You may not be from Auchenshuggle.
And you probably don’t eat a Scotch egg for breakfast, play the bagpipes every day, and have Irn Bru pumping through your veins.
But it doesn’t matter.
Because no matter where you’re from, you can enjoy Burns Night like a true Scotsman.
In fact, the Scottish would be honoured if you celebrated Burns Night like a true Scotsman.
So, read this guide and learn how to have an amazing Burns Night.
Simply because they love Robert Burns. In a time without television, his poetry and stories entertained thousands of people. His works showed sincerity and spoke to the common person in a way that other expensively educated poets didn’t.
And at Rabbie’s, we especially love this celebration. In 1993, we named ourselves ‘Rabbie’s’ because we believed the poet was good at a lot of the things we do: storytelling, travelling, being overly romantic about places, and enjoying ourselves.
It’s embarrassing when you go to a birthday party and don’t know whose birthday it is.
And it’s the same with Burns Night. You’ll avoid humiliation by having a few things to say when a tartan-clad MacStuart asks you ‘what ye know about Burns?’.
So, here are some quick facts about Robert Burns.
- He was born on 25th January 1759, in Ayrshire. So, Burns Night is his birthday.
- He died at the age of 37, after dental surgery.
- He wrote Auld Lang Syne, which is sang at New Year all over the world.
- He had at least 13 children with four mothers.
- 10,000 people attended his funeral.
- His poems addressed love, inequality, and patriotism.
O my Luve's like a red, red rose,
That's newly sprung in June:
O my Luve's like the melodie,
That's sweetly play'd in tune.
Meaning: The person he loves is as lovely as the loveliest thing that’s ever been loved.
We think this poem is even more beautiful when recited by someone.

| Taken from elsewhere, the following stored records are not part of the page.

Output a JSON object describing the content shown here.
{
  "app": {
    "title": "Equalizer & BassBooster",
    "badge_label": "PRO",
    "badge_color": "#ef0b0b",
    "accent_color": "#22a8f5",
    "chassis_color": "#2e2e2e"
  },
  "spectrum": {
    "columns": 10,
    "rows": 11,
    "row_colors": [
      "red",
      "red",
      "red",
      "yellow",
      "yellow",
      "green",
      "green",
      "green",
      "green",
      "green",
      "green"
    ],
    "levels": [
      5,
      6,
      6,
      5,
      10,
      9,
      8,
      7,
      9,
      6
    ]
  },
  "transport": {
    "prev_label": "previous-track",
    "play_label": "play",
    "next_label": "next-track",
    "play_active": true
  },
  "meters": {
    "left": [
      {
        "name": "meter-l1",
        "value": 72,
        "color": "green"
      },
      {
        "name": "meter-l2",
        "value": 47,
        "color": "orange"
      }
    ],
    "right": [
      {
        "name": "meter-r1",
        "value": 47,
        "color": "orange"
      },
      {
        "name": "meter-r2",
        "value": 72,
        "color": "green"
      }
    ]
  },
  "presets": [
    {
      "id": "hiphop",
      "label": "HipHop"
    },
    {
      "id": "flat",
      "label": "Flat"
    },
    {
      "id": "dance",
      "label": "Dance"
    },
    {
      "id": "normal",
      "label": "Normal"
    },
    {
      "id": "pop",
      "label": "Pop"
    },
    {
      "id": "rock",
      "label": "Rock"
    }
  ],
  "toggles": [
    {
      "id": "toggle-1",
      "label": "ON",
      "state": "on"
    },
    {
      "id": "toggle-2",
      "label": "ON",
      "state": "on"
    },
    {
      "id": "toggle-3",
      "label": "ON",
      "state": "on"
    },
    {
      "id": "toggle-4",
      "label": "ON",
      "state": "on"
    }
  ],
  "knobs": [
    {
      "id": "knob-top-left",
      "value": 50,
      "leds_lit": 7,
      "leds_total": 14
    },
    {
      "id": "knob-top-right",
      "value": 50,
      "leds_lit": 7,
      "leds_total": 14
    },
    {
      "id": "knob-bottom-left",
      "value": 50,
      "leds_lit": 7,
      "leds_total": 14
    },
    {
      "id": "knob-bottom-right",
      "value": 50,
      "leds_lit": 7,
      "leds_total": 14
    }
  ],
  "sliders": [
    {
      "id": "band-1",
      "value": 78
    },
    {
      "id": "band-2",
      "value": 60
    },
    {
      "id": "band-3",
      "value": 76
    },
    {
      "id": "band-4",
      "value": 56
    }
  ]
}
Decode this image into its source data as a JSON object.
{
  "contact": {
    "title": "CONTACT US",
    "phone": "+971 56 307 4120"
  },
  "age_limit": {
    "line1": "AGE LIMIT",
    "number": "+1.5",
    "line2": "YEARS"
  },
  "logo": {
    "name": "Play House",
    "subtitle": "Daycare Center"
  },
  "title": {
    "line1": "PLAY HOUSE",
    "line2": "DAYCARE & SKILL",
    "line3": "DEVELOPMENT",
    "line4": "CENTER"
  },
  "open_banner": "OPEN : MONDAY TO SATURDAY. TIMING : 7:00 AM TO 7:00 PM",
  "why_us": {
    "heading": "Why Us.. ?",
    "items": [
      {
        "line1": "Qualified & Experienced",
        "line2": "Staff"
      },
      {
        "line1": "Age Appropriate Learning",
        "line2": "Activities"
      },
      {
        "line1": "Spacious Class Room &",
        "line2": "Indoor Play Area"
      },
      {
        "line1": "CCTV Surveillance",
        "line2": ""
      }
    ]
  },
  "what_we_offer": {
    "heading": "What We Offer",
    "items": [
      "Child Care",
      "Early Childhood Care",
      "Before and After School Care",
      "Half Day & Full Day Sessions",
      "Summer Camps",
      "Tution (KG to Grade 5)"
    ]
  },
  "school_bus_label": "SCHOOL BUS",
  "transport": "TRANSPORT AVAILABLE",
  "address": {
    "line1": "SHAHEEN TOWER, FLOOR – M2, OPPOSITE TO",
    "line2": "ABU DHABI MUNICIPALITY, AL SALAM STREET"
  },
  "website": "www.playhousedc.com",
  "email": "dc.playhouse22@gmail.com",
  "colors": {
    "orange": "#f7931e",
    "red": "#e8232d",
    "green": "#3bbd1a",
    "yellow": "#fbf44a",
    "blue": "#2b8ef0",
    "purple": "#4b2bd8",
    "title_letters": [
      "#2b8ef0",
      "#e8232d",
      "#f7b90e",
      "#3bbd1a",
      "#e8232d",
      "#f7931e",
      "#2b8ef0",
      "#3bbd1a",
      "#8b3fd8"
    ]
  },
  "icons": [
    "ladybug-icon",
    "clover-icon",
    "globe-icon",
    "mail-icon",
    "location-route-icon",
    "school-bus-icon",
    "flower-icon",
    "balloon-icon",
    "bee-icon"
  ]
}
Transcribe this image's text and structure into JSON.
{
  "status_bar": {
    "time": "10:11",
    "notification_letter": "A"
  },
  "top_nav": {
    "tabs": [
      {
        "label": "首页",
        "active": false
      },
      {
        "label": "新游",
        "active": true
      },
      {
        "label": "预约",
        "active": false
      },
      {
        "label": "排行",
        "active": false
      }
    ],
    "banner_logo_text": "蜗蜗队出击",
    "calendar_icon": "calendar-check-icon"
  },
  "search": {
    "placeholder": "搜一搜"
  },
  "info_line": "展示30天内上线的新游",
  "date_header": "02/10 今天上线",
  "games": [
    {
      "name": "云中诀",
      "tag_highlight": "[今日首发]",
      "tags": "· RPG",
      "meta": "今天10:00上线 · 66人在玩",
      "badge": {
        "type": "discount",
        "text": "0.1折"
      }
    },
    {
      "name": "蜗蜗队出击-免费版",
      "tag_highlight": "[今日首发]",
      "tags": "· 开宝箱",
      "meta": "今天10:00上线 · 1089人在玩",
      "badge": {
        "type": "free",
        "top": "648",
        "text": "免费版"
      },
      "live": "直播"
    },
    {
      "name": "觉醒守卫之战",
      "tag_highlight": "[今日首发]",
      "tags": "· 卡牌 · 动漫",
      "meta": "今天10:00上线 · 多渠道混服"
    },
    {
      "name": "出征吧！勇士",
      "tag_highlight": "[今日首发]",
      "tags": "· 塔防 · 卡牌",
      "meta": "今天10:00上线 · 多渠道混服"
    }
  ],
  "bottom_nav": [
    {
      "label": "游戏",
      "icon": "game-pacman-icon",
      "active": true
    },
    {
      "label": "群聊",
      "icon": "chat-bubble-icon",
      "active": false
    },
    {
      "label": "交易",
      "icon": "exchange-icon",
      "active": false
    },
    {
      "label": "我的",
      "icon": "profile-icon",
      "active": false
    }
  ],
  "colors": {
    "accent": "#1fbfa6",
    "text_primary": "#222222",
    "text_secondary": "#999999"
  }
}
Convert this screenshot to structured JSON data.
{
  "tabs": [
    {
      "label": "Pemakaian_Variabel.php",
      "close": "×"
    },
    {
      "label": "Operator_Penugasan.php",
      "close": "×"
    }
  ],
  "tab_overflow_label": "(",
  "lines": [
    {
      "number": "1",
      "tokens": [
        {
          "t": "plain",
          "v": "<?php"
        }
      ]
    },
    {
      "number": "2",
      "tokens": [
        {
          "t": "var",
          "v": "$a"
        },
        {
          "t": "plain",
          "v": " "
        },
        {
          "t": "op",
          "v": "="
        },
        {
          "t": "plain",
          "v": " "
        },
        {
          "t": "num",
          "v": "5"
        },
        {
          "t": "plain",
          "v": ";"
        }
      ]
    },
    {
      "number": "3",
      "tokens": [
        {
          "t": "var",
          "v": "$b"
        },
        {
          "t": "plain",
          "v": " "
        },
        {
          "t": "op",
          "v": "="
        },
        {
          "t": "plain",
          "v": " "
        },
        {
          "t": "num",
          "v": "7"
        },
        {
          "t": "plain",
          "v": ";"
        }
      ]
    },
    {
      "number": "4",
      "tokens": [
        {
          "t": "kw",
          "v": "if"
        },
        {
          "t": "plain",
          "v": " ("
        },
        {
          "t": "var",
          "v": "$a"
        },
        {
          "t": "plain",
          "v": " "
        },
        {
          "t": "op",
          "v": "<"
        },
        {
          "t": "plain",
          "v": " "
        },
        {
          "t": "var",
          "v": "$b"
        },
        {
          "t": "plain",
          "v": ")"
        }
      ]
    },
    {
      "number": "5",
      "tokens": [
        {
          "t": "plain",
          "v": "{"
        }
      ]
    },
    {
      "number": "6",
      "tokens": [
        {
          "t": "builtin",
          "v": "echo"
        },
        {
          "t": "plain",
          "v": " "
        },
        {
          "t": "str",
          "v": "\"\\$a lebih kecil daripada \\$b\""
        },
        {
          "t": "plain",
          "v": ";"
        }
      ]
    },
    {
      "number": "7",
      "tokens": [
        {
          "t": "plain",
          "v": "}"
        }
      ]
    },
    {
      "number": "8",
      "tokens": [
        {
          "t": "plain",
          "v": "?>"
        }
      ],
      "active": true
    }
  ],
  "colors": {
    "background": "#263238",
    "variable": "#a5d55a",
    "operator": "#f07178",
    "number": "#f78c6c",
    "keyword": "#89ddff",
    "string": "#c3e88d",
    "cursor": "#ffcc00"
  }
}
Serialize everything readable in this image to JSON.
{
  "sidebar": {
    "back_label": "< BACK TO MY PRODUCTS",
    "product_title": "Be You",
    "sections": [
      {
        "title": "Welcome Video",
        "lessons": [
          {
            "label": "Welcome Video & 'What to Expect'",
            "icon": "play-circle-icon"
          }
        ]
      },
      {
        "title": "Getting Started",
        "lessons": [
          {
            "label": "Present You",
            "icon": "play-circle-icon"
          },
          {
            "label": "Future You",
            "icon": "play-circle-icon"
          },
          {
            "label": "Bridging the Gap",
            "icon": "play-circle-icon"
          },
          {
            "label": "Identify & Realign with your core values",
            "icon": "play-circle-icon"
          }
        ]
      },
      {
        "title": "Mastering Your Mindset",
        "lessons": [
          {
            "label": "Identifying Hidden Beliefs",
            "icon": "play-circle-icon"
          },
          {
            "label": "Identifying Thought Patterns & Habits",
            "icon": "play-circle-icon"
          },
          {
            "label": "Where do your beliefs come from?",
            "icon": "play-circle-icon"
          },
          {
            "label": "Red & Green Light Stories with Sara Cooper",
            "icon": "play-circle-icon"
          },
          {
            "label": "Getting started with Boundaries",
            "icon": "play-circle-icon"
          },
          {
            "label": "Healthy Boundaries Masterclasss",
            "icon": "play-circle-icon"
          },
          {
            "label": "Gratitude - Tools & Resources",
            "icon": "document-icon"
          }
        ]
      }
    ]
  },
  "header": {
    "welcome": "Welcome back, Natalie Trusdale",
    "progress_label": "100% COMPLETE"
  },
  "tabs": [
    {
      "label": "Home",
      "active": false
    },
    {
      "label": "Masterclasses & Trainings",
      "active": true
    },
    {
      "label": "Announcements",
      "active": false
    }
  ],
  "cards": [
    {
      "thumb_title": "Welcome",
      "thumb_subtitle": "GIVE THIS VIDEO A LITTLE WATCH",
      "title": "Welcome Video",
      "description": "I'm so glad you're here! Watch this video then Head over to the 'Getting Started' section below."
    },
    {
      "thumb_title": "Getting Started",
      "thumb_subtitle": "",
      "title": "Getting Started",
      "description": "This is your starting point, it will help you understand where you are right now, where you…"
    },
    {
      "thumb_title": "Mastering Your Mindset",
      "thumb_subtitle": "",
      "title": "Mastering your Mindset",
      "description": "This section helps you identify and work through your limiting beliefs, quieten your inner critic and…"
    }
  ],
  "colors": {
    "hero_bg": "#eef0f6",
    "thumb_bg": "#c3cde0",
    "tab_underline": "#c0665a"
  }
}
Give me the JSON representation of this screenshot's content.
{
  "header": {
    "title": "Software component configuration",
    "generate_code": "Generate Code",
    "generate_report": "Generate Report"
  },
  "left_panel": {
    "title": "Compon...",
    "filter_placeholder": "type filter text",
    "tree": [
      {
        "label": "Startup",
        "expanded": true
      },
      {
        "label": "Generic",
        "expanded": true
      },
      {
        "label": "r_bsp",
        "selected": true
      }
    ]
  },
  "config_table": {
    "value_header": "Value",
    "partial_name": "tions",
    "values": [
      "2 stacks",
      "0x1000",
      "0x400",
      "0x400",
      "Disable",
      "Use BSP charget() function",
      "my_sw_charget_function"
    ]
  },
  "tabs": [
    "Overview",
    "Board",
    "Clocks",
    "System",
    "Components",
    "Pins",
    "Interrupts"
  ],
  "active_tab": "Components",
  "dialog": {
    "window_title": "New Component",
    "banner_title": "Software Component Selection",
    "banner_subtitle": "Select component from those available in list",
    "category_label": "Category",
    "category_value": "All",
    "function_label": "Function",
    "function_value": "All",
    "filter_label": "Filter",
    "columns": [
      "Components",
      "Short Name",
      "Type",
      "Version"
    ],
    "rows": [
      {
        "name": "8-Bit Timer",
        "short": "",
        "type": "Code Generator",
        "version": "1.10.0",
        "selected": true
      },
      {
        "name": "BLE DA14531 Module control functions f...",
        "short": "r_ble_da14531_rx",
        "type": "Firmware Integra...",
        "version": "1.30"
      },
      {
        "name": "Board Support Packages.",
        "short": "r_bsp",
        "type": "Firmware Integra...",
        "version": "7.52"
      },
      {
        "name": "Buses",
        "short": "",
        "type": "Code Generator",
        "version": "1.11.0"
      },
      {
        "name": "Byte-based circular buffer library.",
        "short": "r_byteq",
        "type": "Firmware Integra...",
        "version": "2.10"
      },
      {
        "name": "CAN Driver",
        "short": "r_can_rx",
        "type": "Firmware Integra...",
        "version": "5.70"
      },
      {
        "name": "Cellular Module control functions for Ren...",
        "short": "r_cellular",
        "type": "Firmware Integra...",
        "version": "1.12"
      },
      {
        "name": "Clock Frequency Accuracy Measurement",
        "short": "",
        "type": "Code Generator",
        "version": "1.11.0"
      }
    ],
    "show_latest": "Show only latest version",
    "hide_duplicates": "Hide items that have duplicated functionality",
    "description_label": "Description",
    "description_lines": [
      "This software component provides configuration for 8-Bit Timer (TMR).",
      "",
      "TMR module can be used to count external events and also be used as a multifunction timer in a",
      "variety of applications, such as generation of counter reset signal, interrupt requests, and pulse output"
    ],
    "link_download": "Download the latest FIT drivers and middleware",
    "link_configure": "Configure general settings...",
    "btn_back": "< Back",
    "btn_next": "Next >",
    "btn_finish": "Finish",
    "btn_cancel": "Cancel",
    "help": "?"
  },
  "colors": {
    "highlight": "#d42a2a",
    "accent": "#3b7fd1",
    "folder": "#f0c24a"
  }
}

Do you recognise this voice?
But, Mousie, thou art no thy lane,
In proving foresight may be vain;
The best-laid schemes o' mice an 'men
Gang aft agley,
An'lea'e us nought but grief an' pain,
For promis'd joy!
Meaning: No matter how well you prepare for something, there’s a chance it’ll go wrong.
O wad some Power the giftie gie us
To see oursels as ithers see us!
It wad frae mony a blunder free us,
An' foolish notion:
What airs in dress an' gait wad lea'e us,
An' ev'n devotion!
Meaning: If we could see ourselves as others do, we could become much better people.
Fair fa' your honest, sonsie face,
Great chieftain o' the pudding-race!
Aboon them a' yet tak your place,
Painch, tripe, or thairm:
Weel are ye wordy o'a grace
As lang's my arm.
Meaning: Haggis is delicious.
A lot of families just have a small dinner with family, friends, and poetry readings. But if you manage to infiltrate a true Scottish Burns Night, you’ll find out that it’s quite a formal ceremony.
Here’s how to do it:
They can be informal or informal. And if it’s formal, it means the men will be in kilts and the woman will be in dresses. But don’t worry if you don’t have a kilt, because the Scottish are never too strict about clothing!
You’ll hear the bagpipes playing as you arrive (probably playing from Spotify or YouTube, if you’re hosting it yourself!). Then the host will welcome the guests. And once everyone has sat down, someone or everyone will say the Selkirk Grace, which is a Scottish thanksgiving that was once said before meals.
Here it is:
Some hae meat an
And some wad eat that want it;
But we hae meat, and we can eat,
And sae let the Lord be thankit
After the grace is said, the haggis will be brought while a bagpipe tune is playing, and the Burns’ poem, Address to a Haggis, will be said.
The traditional meal is haggis, potatoes, and turnips in a whisky cream sauce. Or as the Scottish call it, ‘haggis, neeps, and tatties’. You can find an excellent recipe here.
If you’re vegetarian or vegan, you don’t need to worry, because vegetarian haggis is scrumptious. We love this recipe.
As with many Scottish events, the rest of the evening may become a little boisterous. Toasts will be made every few minutes, whisky will be drank by the gallon, poems will be sung loudly, stories will be told, and if you're lucky, you may even get to enjoy a ceilidh.
If you're in Edinburgh on Burns Night, here are a few good places to find a good ceilidh, or Burns Night Supper.